Working Paper | HBS Working Paper Series | 2014

Pricing and Efficiency in the Market for IP Addresses

by Benjamin Edelman and Michael Schwarz


We consider market rules for the transfer of IP addresses, numeric identifiers required by all computers connected to the Internet. Excessive fragmentation of IP address blocks causes growth in the Internet's routing table, which is socially costly, so an IP address market should discourage subdividing IP address blocks more than necessary. Yet IP address transfer rules also need to facilitate purchase by the networks that need the addresses most, from the networks that value them least. We propose a market rule that avoids excessive fragmentation while almost achieving social efficiency, and we argue that implementation of this rule is feasible despite the limited powers of central authorities. We also offer a framework for the price trajectory of IP addresses. In a world without uncertainty, the unit price of IP addresses is constant until all addresses are in use and begins to decrease at that time. With uncertainty, the price before that time is a martingale, and the price trajectory afterwards is a supermartingale. Finally, we explore the role of rental markets in sharing information about address value and assuring allocative efficiency.

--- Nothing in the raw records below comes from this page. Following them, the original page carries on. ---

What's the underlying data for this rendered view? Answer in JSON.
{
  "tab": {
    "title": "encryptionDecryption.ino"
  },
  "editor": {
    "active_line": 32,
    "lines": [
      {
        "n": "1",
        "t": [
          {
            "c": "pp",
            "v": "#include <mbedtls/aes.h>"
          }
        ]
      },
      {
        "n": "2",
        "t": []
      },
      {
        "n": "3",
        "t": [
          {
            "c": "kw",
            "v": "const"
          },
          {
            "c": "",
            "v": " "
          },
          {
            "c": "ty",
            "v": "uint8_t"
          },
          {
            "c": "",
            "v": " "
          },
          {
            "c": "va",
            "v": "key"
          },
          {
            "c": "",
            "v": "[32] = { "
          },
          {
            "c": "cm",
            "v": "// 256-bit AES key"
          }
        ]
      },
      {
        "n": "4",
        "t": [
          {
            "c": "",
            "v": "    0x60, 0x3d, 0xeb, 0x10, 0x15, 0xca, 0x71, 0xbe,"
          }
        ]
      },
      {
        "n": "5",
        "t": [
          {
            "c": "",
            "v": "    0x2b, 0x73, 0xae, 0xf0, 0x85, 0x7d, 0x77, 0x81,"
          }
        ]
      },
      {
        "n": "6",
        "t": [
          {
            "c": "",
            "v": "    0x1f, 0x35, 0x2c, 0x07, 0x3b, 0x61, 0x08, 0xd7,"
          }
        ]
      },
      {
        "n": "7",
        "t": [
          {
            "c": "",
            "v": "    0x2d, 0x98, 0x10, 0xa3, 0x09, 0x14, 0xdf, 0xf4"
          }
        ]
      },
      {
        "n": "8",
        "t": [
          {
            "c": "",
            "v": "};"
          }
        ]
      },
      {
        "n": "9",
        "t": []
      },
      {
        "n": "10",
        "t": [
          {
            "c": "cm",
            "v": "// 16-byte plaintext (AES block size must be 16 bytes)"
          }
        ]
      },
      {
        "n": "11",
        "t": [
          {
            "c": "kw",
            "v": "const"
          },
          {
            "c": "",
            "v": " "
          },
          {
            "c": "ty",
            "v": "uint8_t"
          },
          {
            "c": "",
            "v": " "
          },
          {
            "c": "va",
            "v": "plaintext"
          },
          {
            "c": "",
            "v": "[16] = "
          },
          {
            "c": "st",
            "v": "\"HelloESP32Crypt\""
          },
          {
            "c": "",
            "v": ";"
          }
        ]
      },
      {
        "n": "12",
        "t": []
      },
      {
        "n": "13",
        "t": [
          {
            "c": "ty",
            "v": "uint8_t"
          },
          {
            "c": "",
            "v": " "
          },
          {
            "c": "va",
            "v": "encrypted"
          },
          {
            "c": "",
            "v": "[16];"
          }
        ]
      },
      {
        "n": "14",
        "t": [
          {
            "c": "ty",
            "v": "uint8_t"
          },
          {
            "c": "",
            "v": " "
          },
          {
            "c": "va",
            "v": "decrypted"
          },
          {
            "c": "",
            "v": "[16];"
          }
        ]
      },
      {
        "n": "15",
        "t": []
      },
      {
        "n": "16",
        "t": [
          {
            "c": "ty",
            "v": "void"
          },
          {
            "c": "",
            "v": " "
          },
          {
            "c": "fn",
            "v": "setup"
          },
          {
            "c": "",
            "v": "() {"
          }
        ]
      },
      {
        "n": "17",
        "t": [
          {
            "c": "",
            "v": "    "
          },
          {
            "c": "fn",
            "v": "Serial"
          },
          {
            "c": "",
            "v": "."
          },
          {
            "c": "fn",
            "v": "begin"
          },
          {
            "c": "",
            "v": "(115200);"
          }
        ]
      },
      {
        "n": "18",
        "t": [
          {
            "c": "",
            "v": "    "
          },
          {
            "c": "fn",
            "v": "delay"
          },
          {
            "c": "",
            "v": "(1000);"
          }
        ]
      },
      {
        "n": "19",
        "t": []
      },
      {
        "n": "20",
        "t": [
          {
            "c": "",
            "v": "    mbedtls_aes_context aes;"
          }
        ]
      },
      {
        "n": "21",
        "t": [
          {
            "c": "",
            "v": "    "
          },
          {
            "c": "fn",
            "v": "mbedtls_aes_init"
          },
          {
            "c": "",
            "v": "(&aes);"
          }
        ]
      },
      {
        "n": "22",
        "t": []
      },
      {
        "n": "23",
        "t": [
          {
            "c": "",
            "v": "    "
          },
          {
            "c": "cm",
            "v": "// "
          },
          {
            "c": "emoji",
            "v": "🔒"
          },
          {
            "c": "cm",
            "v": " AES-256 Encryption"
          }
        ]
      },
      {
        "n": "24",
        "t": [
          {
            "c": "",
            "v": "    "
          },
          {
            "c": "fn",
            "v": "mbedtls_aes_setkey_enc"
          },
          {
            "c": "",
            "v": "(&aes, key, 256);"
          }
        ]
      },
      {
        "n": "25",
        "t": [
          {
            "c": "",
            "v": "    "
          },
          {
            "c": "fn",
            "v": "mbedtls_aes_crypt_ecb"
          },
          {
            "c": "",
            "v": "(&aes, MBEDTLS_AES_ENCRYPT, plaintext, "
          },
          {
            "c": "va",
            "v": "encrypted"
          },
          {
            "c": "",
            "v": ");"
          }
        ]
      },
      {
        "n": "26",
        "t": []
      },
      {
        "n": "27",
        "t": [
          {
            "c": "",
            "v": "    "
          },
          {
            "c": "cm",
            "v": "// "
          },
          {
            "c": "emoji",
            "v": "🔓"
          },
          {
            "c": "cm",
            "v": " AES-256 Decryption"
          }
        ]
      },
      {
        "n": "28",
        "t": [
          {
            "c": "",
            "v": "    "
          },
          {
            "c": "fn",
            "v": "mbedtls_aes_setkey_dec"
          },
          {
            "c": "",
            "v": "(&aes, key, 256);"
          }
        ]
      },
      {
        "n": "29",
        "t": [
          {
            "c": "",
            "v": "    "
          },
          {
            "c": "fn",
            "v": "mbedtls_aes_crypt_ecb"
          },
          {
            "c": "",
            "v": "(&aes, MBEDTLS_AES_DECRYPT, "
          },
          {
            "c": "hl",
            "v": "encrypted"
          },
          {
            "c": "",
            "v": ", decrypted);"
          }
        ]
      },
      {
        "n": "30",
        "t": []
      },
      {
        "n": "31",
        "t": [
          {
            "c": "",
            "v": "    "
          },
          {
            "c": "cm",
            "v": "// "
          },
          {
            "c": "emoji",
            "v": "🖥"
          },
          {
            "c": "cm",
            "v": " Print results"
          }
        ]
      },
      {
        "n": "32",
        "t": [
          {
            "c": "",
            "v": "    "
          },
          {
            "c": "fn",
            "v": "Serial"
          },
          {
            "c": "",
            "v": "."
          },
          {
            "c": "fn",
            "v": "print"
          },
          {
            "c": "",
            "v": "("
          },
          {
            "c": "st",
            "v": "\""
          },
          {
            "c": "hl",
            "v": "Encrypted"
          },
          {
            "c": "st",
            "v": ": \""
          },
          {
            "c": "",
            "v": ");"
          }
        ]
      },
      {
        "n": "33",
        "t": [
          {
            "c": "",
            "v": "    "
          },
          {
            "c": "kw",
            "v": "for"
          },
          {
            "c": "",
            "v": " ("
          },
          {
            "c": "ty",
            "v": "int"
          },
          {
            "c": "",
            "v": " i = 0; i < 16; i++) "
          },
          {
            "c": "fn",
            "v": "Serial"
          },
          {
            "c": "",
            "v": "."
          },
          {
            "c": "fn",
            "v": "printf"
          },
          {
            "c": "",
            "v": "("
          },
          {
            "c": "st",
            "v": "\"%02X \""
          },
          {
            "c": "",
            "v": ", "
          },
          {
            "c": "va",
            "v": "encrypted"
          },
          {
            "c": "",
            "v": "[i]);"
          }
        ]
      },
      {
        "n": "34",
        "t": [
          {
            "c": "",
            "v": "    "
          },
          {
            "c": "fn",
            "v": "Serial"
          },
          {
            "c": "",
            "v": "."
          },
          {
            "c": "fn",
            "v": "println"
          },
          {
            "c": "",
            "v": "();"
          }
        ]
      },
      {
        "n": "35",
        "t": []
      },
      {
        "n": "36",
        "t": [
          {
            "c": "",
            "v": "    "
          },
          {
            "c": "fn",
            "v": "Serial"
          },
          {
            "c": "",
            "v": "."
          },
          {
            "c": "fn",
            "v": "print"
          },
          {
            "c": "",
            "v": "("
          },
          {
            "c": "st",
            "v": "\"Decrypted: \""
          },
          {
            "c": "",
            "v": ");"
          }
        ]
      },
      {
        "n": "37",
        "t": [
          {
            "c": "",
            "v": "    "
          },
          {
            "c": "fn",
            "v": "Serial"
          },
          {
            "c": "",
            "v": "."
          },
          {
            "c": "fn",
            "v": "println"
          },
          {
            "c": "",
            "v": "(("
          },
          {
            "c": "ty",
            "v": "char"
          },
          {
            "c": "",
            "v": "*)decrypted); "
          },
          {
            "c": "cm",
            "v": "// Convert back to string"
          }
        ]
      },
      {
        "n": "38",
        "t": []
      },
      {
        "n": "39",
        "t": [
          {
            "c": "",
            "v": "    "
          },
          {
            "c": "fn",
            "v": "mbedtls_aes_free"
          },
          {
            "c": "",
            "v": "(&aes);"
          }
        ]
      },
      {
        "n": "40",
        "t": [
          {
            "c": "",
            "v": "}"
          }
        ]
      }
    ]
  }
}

Keywords: Price; Governing Rules, Regulations, and Reforms; Markets; Performance Efficiency; Internet; Technology Networks; Technology Industry; Telecommunications Industry;


Edelman, Benjamin, and Michael Schwarz. "Pricing and Efficiency in the Market for IP Addresses." Harvard Business School Working Paper, No. 12-020, September 2011. (Revised November 2012, June 2013, April 2014.)